Below is a set of records; restate each one word for word.
━━ Task inputs ━━
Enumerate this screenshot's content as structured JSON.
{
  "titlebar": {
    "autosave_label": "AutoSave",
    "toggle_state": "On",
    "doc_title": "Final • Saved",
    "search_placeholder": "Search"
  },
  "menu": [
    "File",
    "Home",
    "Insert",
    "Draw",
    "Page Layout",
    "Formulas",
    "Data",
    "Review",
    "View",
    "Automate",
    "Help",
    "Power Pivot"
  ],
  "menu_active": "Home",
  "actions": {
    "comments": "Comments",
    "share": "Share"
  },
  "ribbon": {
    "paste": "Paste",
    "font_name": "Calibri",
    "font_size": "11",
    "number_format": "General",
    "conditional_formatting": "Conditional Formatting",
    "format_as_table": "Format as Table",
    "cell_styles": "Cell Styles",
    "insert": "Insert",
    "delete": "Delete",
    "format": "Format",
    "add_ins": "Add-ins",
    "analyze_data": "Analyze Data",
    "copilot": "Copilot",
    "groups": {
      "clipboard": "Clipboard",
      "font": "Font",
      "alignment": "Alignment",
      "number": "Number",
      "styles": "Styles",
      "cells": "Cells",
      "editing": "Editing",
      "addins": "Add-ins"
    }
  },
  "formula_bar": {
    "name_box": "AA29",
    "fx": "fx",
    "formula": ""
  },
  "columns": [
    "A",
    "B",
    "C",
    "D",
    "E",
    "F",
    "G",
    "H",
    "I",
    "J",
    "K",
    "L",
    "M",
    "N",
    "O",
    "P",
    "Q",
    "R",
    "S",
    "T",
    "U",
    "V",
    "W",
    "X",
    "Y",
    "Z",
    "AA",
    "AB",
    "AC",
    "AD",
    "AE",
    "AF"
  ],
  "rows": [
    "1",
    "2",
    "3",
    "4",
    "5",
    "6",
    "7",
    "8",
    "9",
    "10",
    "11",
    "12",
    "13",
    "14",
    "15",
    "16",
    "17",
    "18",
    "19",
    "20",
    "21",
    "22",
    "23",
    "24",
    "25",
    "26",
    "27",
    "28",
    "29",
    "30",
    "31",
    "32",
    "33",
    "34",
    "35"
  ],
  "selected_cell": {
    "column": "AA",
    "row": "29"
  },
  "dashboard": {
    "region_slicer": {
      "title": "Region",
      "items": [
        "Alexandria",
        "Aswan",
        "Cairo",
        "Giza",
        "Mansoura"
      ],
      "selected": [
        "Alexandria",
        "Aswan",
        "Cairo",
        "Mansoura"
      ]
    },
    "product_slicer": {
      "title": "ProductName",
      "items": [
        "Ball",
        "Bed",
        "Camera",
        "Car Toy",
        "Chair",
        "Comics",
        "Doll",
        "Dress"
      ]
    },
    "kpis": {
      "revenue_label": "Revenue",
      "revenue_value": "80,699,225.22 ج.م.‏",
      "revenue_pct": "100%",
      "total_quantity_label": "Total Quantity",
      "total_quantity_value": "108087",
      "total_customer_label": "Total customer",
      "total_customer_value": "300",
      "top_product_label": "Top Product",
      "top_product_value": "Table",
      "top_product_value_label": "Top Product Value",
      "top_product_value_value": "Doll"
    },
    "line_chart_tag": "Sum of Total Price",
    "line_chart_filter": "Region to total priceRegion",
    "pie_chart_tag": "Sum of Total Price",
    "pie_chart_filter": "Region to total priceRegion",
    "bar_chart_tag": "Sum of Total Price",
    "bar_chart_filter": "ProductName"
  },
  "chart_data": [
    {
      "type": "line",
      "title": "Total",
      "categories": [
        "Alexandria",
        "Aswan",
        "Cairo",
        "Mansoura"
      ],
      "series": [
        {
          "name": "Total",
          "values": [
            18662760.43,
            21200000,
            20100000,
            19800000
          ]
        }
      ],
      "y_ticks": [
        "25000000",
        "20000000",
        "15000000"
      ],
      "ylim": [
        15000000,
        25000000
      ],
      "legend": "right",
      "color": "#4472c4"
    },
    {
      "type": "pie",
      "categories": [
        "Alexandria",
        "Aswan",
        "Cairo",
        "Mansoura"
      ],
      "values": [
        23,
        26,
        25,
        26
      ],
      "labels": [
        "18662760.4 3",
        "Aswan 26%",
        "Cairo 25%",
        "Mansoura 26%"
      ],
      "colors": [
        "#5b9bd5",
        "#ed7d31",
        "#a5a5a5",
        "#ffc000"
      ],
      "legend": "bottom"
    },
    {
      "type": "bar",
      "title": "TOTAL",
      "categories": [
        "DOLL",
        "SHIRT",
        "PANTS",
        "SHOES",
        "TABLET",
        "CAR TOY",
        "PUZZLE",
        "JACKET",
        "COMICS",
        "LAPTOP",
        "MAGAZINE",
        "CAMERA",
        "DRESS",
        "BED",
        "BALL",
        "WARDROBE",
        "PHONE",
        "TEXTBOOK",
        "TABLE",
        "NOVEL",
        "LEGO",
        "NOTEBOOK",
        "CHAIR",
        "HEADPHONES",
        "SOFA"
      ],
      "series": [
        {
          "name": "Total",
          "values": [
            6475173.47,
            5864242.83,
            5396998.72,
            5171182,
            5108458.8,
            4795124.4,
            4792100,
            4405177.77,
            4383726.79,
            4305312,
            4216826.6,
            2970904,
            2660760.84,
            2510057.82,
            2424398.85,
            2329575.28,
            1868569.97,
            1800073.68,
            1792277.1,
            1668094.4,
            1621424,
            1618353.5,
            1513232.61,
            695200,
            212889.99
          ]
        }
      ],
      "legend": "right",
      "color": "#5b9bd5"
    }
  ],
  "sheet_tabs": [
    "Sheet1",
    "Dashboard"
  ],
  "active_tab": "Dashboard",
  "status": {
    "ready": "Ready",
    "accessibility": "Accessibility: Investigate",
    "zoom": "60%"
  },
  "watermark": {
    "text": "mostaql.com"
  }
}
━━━
Response area
Enumerate this screenshot's content as structured JSON.
{
  "titlebar": {
    "autosave_label": "AutoSave",
    "toggle_state": "On",
    "doc_title": "Final • Saved",
    "search_placeholder": "Search"
  },
  "menu": [
    "File",
    "Home",
    "Insert",
    "Draw",
    "Page Layout",
    "Formulas",
    "Data",
    "Review",
    "View",
    "Automate",
    "Help",
    "Power Pivot"
  ],
  "menu_active": "Home",
  "actions": {
    "comments": "Comments",
    "share": "Share"
  },
  "ribbon": {
    "paste": "Paste",
    "font_name": "Calibri",
    "font_size": "11",
    "number_format": "General",
    "conditional_formatting": "Conditional Formatting",
    "format_as_table": "Format as Table",
    "cell_styles": "Cell Styles",
    "insert": "Insert",
    "delete": "Delete",
    "format": "Format",
    "add_ins": "Add-ins",
    "analyze_data": "Analyze Data",
    "copilot": "Copilot",
    "groups": {
      "clipboard": "Clipboard",
      "font": "Font",
      "alignment": "Alignment",
      "number": "Number",
      "styles": "Styles",
      "cells": "Cells",
      "editing": "Editing",
      "addins": "Add-ins"
    }
  },
  "formula_bar": {
    "name_box": "AA29",
    "fx": "fx",
    "formula": ""
  },
  "columns": [
    "A",
    "B",
    "C",
    "D",
    "E",
    "F",
    "G",
    "H",
    "I",
    "J",
    "K",
    "L",
    "M",
    "N",
    "O",
    "P",
    "Q",
    "R",
    "S",
    "T",
    "U",
    "V",
    "W",
    "X",
    "Y",
    "Z",
    "AA",
    "AB",
    "AC",
    "AD",
    "AE",
    "AF"
  ],
  "rows": [
    "1",
    "2",
    "3",
    "4",
    "5",
    "6",
    "7",
    "8",
    "9",
    "10",
    "11",
    "12",
    "13",
    "14",
    "15",
    "16",
    "17",
    "18",
    "19",
    "20",
    "21",
    "22",
    "23",
    "24",
    "25",
    "26",
    "27",
    "28",
    "29",
    "30",
    "31",
    "32",
    "33",
    "34",
    "35"
  ],
  "selected_cell": {
    "column": "AA",
    "row": "29"
  },
  "dashboard": {
    "region_slicer": {
      "title": "Region",
      "items": [
        "Alexandria",
        "Aswan",
        "Cairo",
        "Giza",
        "Mansoura"
      ],
      "selected": [
        "Alexandria",
        "Aswan",
        "Cairo",
        "Mansoura"
      ]
    },
    "product_slicer": {
      "title": "ProductName",
      "items": [
        "Ball",
        "Bed",
        "Camera",
        "Car Toy",
        "Chair",
        "Comics",
        "Doll",
        "Dress"
      ]
    },
    "kpis": {
      "revenue_label": "Revenue",
      "revenue_value": "80,699,225.22 ج.م.‏",
      "revenue_pct": "100%",
      "total_quantity_label": "Total Quantity",
      "total_quantity_value": "108087",
      "total_customer_label": "Total customer",
      "total_customer_value": "300",
      "top_product_label": "Top Product",
      "top_product_value": "Table",
      "top_product_value_label": "Top Product Value",
      "top_product_value_value": "Doll"
    },
    "line_chart_tag": "Sum of Total Price",
    "line_chart_filter": "Region to total priceRegion",
    "pie_chart_tag": "Sum of Total Price",
    "pie_chart_filter": "Region to total priceRegion",
    "bar_chart_tag": "Sum of Total Price",
    "bar_chart_filter": "ProductName"
  },
  "chart_data": [
    {
      "type": "line",
      "title": "Total",
      "categories": [
        "Alexandria",
        "Aswan",
        "Cairo",
        "Mansoura"
      ],
      "series": [
        {
          "name": "Total",
          "values": [
            18662760.43,
            21200000,
            20100000,
            19800000
          ]
        }
      ],
      "y_ticks": [
        "25000000",
        "20000000",
        "15000000"
      ],
      "ylim": [
        15000000,
        25000000
      ],
      "legend": "right",
      "color": "#4472c4"
    },
    {
      "type": "pie",
      "categories": [
        "Alexandria",
        "Aswan",
        "Cairo",
        "Mansoura"
      ],
      "values": [
        23,
        26,
        25,
        26
      ],
      "labels": [
        "18662760.4 3",
        "Aswan 26%",
        "Cairo 25%",
        "Mansoura 26%"
      ],
      "colors": [
        "#5b9bd5",
        "#ed7d31",
        "#a5a5a5",
        "#ffc000"
      ],
      "legend": "bottom"
    },
    {
      "type": "bar",
      "title": "TOTAL",
      "categories": [
        "DOLL",
        "SHIRT",
        "PANTS",
        "SHOES",
        "TABLET",
        "CAR TOY",
        "PUZZLE",
        "JACKET",
        "COMICS",
        "LAPTOP",
        "MAGAZINE",
        "CAMERA",
        "DRESS",
        "BED",
        "BALL",
        "WARDROBE",
        "PHONE",
        "TEXTBOOK",
        "TABLE",
        "NOVEL",
        "LEGO",
        "NOTEBOOK",
        "CHAIR",
        "HEADPHONES",
        "SOFA"
      ],
      "series": [
        {
          "name": "Total",
          "values": [
            6475173.47,
            5864242.83,
            5396998.72,
            5171182,
            5108458.8,
            4795124.4,
            4792100,
            4405177.77,
            4383726.79,
            4305312,
            4216826.6,
            2970904,
            2660760.84,
            2510057.82,
            2424398.85,
            2329575.28,
            1868569.97,
            1800073.68,
            1792277.1,
            1668094.4,
            1621424,
            1618353.5,
            1513232.61,
            695200,
            212889.99
          ]
        }
      ],
      "legend": "right",
      "color": "#5b9bd5"
    }
  ],
  "sheet_tabs": [
    "Sheet1",
    "Dashboard"
  ],
  "active_tab": "Dashboard",
  "status": {
    "ready": "Ready",
    "accessibility": "Accessibility: Investigate",
    "zoom": "60%"
  },
  "watermark": {
    "text": "mostaql.com"
  }
}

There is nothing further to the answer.